▸ WHAT IS BEING ASKED
For the word "Permite", give the number of lines in these entries that contain it, with nothing else.

-=-=-

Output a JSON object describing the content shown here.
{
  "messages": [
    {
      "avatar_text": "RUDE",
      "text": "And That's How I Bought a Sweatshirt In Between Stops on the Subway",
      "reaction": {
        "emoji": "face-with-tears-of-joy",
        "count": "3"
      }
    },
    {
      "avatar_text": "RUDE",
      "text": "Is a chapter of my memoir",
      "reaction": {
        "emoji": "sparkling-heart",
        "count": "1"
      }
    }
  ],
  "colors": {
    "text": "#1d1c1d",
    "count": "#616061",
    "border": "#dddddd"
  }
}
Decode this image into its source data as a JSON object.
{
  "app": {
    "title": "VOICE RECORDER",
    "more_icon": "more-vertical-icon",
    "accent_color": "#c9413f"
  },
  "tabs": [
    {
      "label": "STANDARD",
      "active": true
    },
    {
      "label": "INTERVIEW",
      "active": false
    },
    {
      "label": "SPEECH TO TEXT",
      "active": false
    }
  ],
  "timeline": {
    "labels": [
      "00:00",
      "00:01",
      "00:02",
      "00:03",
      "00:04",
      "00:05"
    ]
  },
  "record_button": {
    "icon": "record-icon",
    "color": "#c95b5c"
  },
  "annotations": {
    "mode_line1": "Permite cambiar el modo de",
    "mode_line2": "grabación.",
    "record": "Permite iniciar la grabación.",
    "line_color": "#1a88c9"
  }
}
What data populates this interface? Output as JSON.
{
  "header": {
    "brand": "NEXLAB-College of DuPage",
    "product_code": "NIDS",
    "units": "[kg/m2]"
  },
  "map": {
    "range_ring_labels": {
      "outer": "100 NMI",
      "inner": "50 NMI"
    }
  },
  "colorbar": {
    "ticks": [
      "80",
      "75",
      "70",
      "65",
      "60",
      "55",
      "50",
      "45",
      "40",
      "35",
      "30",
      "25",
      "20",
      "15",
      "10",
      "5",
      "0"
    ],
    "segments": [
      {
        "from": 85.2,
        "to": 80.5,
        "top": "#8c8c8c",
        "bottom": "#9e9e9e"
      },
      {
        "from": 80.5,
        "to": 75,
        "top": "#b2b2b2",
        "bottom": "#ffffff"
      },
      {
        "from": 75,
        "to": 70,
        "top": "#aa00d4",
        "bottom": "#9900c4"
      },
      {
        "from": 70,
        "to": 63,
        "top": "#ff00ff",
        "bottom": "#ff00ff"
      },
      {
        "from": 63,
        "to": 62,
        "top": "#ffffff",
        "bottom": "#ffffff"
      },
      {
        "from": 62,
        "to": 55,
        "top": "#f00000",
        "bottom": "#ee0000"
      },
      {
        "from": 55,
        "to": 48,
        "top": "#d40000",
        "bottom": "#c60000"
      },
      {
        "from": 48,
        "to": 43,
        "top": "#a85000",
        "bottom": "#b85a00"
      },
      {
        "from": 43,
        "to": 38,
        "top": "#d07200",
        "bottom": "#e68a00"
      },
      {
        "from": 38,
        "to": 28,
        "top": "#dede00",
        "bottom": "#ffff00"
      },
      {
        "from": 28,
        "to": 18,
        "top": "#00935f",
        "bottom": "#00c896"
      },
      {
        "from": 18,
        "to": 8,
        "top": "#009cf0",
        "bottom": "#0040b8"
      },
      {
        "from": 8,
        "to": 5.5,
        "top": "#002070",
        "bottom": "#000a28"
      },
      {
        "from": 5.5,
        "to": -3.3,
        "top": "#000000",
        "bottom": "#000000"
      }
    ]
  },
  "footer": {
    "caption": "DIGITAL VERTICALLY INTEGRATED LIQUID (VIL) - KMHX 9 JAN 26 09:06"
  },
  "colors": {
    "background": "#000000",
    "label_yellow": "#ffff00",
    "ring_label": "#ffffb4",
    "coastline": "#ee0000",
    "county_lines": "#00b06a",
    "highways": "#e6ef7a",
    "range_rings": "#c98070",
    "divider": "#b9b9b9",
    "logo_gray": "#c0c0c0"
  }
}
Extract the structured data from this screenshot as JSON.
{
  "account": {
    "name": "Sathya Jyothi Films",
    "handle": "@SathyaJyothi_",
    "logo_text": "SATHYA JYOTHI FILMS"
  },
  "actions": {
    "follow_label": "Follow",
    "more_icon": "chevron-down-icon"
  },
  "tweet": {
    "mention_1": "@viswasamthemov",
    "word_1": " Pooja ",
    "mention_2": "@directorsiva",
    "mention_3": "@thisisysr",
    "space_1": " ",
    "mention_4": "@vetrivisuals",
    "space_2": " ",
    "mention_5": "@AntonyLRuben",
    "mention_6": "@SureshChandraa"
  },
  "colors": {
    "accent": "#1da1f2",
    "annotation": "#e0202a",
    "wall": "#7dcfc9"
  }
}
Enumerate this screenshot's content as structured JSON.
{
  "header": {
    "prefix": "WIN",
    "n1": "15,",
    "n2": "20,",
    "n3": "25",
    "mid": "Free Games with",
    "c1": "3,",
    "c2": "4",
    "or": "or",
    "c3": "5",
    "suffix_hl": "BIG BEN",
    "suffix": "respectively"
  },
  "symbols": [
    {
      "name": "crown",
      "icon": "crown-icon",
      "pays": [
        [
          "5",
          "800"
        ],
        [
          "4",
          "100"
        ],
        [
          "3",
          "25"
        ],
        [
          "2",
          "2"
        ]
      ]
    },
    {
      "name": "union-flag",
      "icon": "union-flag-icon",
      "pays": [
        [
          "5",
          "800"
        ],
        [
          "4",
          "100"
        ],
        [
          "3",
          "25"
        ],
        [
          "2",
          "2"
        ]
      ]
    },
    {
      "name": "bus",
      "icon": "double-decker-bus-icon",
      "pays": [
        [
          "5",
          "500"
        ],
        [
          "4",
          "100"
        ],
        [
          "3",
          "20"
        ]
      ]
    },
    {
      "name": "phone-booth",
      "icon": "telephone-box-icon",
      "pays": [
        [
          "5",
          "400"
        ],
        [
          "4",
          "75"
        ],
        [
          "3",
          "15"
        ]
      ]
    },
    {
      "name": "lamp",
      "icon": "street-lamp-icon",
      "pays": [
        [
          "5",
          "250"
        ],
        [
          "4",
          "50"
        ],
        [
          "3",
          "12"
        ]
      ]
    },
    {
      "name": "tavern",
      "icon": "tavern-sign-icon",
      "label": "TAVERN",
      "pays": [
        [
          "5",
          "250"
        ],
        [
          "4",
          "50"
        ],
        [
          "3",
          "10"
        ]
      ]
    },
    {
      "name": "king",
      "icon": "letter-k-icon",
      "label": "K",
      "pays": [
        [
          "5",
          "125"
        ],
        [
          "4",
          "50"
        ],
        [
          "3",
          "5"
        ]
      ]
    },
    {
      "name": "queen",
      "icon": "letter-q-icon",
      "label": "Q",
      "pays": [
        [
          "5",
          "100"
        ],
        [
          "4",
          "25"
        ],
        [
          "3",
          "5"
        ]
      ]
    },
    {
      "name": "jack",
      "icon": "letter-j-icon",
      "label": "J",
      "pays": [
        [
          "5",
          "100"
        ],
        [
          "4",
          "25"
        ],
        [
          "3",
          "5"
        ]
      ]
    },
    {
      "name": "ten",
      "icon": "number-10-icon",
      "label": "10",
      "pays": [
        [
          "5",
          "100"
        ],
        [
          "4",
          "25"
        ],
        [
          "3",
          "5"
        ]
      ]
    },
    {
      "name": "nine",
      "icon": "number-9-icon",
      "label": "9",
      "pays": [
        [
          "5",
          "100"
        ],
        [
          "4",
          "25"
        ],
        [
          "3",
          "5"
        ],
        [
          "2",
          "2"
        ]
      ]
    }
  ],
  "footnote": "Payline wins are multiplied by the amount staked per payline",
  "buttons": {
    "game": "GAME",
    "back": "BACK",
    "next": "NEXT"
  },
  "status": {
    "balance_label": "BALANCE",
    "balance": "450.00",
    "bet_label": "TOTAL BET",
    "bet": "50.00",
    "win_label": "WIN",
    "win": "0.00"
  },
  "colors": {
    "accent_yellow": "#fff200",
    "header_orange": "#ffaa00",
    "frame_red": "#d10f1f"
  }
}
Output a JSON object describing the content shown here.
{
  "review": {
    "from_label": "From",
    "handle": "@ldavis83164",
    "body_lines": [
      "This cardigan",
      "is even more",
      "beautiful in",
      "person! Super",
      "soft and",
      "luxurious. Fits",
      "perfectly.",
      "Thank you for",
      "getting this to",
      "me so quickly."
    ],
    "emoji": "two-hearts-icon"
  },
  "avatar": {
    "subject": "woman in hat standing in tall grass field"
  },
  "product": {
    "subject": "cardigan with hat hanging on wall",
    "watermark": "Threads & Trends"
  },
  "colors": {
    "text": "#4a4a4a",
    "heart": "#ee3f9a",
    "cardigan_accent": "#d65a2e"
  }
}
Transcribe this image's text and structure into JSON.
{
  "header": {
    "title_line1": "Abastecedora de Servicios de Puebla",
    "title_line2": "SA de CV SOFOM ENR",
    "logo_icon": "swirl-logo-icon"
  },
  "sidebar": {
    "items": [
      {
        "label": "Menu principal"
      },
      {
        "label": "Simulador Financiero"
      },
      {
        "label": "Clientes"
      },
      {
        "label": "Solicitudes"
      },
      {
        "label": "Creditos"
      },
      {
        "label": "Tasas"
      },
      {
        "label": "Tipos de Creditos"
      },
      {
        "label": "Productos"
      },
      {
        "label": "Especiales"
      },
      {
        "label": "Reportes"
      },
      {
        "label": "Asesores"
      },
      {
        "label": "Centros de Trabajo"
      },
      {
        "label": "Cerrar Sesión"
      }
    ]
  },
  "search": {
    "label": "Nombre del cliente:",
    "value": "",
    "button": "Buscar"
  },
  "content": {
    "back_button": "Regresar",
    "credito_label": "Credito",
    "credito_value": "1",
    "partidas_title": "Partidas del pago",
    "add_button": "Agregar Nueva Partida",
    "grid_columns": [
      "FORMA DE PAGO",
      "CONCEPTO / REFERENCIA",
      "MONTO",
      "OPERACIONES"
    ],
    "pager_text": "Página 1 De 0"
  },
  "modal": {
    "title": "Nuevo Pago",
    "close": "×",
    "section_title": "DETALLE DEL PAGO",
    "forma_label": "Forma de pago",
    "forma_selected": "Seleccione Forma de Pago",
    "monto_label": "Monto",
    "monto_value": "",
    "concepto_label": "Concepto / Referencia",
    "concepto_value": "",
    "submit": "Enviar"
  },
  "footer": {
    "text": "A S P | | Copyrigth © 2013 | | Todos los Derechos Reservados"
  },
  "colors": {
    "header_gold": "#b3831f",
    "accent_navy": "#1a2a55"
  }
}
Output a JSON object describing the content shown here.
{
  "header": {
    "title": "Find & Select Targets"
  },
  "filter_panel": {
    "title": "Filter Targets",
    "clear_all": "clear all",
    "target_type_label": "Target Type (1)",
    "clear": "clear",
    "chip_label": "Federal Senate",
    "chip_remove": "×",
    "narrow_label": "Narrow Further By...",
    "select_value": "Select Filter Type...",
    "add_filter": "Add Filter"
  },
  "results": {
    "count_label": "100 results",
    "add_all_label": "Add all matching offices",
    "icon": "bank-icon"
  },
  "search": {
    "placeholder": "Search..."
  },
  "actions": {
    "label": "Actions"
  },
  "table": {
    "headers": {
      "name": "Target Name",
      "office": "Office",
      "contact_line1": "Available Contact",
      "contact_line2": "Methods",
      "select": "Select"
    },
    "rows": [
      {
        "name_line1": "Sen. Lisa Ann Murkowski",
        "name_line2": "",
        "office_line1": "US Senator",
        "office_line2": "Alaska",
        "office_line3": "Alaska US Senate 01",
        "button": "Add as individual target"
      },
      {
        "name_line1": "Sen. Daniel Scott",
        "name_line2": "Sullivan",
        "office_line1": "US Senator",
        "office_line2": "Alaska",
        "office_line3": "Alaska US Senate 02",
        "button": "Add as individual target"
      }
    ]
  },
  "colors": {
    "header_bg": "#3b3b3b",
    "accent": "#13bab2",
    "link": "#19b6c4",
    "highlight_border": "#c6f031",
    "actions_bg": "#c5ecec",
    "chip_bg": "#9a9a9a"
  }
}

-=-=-

▸ ANSWER TO THE EXERCISE
2